In fact, the most expensive car ever sold at auction in Arizona was a $9.9 million vintage 1937 Mercedes Benz 540 K Special Roadster sold by RM Sotheby’s in 2016.
We seem to throw around a lot of terms when describing collectible cars. Historic, classic, antique, vintage. But what do these terms mean and how are they different from one another?
While exact definitions may differ depending on who you ask, for the most part, these descriptions are related to the age of a car and its historic significance.
In Arizona, you can purchase historic vehicle plates if your vehicle was manufactured at least 25 years ago. That means if you are driving a 1997 model or older car, your vehicle is considered historic. Feel free to point out to the millennials in your life, which includes people born between 1981 and 1996, that this definition also makes them historic!
If you’re looking for a classic car license plate in Arizona, your car must be included on a list of official, approved classic cars from the Classic Car Club of America. This list includes American or foreign-built cars produced between 1915 and 1948.
The Classic Car Club of America typically only considers vehicles that were high-priced, top-end, and built in limited quantities for their official list of classic cars. They do not consider any mass-produced, assembly line vehicles as classics.

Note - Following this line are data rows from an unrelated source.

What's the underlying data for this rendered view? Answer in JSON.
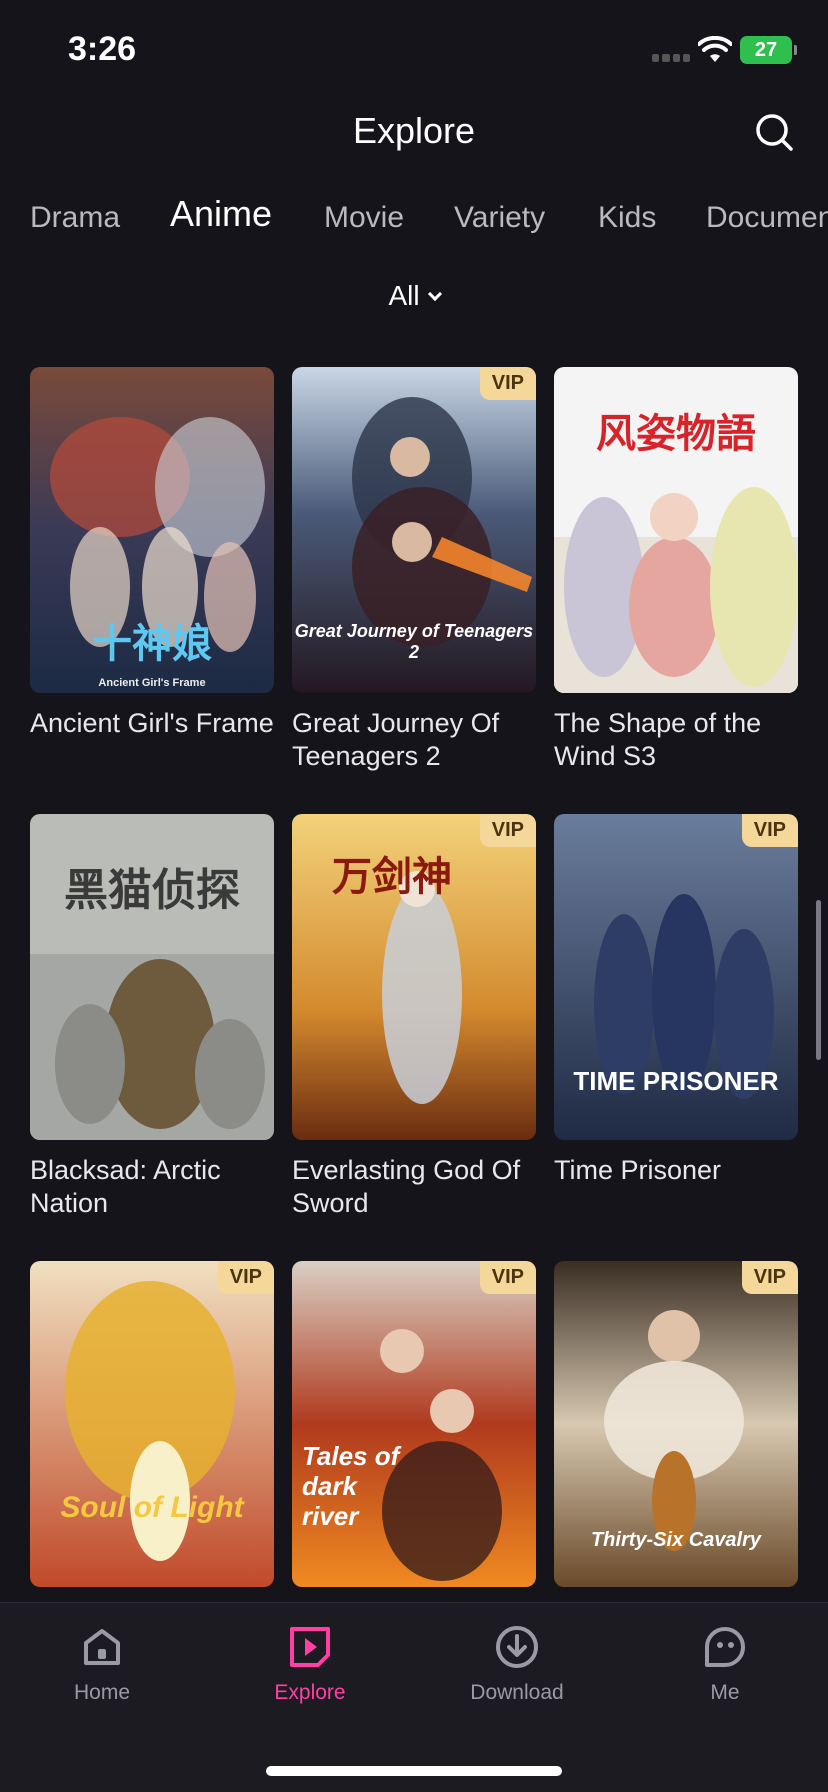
{
  "status": {
    "time": "3:26",
    "battery": "27"
  },
  "header": {
    "title": "Explore"
  },
  "tabs": [
    "Drama",
    "Anime",
    "Movie",
    "Variety",
    "Kids",
    "Documen"
  ],
  "active_tab": "Anime",
  "filter": {
    "label": "All"
  },
  "badge": "VIP",
  "items": [
    {
      "title": "Ancient Girl's Frame",
      "vip": false,
      "poster_text": "Ancient Girl's Frame"
    },
    {
      "title": "Great Journey Of Teenagers 2",
      "vip": true,
      "poster_text": "Great Journey of Teenagers 2"
    },
    {
      "title": "The Shape of the Wind S3",
      "vip": false,
      "poster_text": "风姿物語"
    },
    {
      "title": "Blacksad: Arctic Nation",
      "vip": false,
      "poster_text": "黑猫侦探"
    },
    {
      "title": "Everlasting God Of Sword",
      "vip": true,
      "poster_text": "万剑神"
    },
    {
      "title": "Time Prisoner",
      "vip": true,
      "poster_text": "TIME PRISONER"
    },
    {
      "title": "",
      "vip": true,
      "poster_text": "Soul of Light"
    },
    {
      "title": "",
      "vip": true,
      "poster_text": "Tales of dark river"
    },
    {
      "title": "",
      "vip": true,
      "poster_text": "Thirty-Six Cavalry"
    }
  ],
  "nav": [
    {
      "label": "Home",
      "icon": "home-icon"
    },
    {
      "label": "Explore",
      "icon": "explore-icon"
    },
    {
      "label": "Download",
      "icon": "download-icon"
    },
    {
      "label": "Me",
      "icon": "me-icon"
    }
  ],
  "colors": {
    "accent": "#ff3fa4",
    "vip_bg": "#f6d79a",
    "background": "#14141a"
  }
}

Most insurance companies and collectors, however, define a classic car as one that is at least 20-25 years old. This includes most vehicles manufactured before the year 2000.
Antique Cars are defined as being more than 45 years old. While I prefer not to think of myself as antique, a car built before 1977 does fall into the antique category.

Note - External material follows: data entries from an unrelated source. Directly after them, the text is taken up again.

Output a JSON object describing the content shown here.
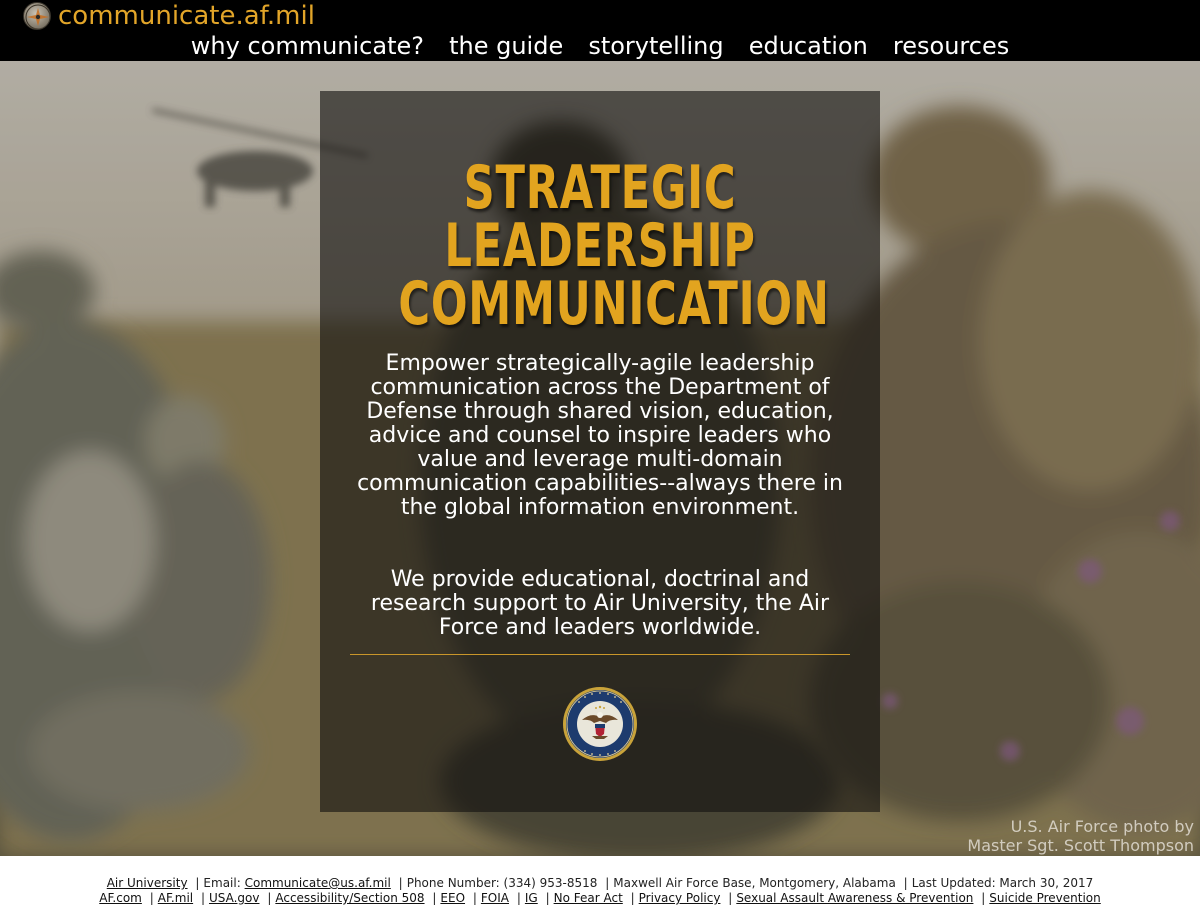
{
  "header": {
    "site_title": "communicate.af.mil",
    "logo_icon": "air-force-emblem-icon"
  },
  "nav": {
    "items": [
      {
        "label": "why communicate?"
      },
      {
        "label": "the guide"
      },
      {
        "label": "storytelling"
      },
      {
        "label": "education"
      },
      {
        "label": "resources"
      }
    ]
  },
  "hero": {
    "title_lines": [
      "STRATEGIC",
      "LEADERSHIP",
      "COMMUNICATION"
    ],
    "mission": "Empower strategically-agile leadership communication across the Department of Defense through shared vision, education, advice and counsel to inspire leaders who value and leverage multi-domain communication capabilities--always there in the global information environment.",
    "support": "We provide educational, doctrinal and research support to Air University, the Air Force and leaders worldwide.",
    "seal_icon": "department-of-defense-seal-icon",
    "seal_text": "DEPARTMENT OF DEFENSE · UNITED STATES OF AMERICA",
    "photo_credit_line1": "U.S. Air Force photo by",
    "photo_credit_line2": "Master Sgt. Scott Thompson"
  },
  "footer": {
    "org_link": "Air University",
    "email_label": "Email:",
    "email_link": "Communicate@us.af.mil",
    "phone": "Phone Number: (334) 953-8518",
    "location": "Maxwell Air Force Base, Montgomery, Alabama",
    "updated": "Last Updated: March 30, 2017",
    "links": [
      "AF.com",
      "AF.mil",
      "USA.gov",
      "Accessibility/Section 508",
      "EEO",
      "FOIA",
      "IG",
      "No Fear Act",
      "Privacy Policy",
      "Sexual Assault Awareness & Prevention",
      "Suicide Prevention"
    ]
  },
  "colors": {
    "accent_gold": "#e2a529",
    "topbar": "#000000",
    "panel": "rgba(20,18,16,0.62)"
  }
}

Most people use antique cars for car shows or restoration projects. Some of the first manufactured muscle cars, like the original Dodge Charger or Chevy Camaro, are considered antiques.
In February, we sold a beautiful custom 1941 Ford F1 stake bed pickup truck for $21,000 and a 1972 Chevrolet Monte Carlo two-door coupe for $13,750. While vastly different, both vehicles fall into the antique category of car sales.
Finally, vintage cars are those vehicles that were manufactured between 1918 and 1930. Because of their age, these can be difficult to find and are usually coveted by people who enjoy restoring cars and taking them to car shows.
We sold a custom restored Vintage 1930 Ford Model A Roadster for $21,000 at the end of February.
The value of your historic, classic, antique, or vintage car depends on a lot of factors – its condition, rarity, whether or not it has been restored, and how closely the restoration brings the vehicle to how it was originally sold.
Because of the complexity of appraising older vehicles, it is a job best left to a certified classic car appraiser.